*** Provided records Section Begins ***

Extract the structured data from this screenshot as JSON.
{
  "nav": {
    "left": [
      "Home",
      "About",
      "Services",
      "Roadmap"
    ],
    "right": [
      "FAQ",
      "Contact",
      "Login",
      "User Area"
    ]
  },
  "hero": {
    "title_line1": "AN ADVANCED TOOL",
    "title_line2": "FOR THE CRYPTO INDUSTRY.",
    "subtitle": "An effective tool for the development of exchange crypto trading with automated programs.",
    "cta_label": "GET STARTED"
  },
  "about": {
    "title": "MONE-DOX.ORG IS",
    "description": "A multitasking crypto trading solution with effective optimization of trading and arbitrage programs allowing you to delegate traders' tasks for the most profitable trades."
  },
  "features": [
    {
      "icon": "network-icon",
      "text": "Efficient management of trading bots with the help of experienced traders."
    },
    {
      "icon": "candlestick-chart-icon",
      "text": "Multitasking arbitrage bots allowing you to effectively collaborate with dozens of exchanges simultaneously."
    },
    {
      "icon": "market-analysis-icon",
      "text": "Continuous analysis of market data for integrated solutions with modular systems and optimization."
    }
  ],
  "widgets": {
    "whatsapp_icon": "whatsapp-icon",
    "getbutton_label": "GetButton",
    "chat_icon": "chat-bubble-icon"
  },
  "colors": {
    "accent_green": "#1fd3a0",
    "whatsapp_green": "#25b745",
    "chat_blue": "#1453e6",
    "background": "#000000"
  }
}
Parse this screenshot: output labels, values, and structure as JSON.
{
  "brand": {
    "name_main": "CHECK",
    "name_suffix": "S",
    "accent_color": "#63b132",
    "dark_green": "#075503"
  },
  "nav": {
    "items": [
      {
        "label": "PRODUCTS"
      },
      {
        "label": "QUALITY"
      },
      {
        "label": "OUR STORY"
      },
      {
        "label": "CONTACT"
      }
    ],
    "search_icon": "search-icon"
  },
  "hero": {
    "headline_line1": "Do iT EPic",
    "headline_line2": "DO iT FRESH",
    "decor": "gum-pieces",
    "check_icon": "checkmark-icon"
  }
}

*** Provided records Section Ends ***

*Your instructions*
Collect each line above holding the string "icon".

*Answer to this problem*
      "icon": "network-icon",
      "icon": "candlestick-chart-icon",
      "icon": "market-analysis-icon",
    "whatsapp_icon": "whatsapp-icon",
    "chat_icon": "chat-bubble-icon"
    "search_icon": "search-icon"
    "check_icon": "checkmark-icon"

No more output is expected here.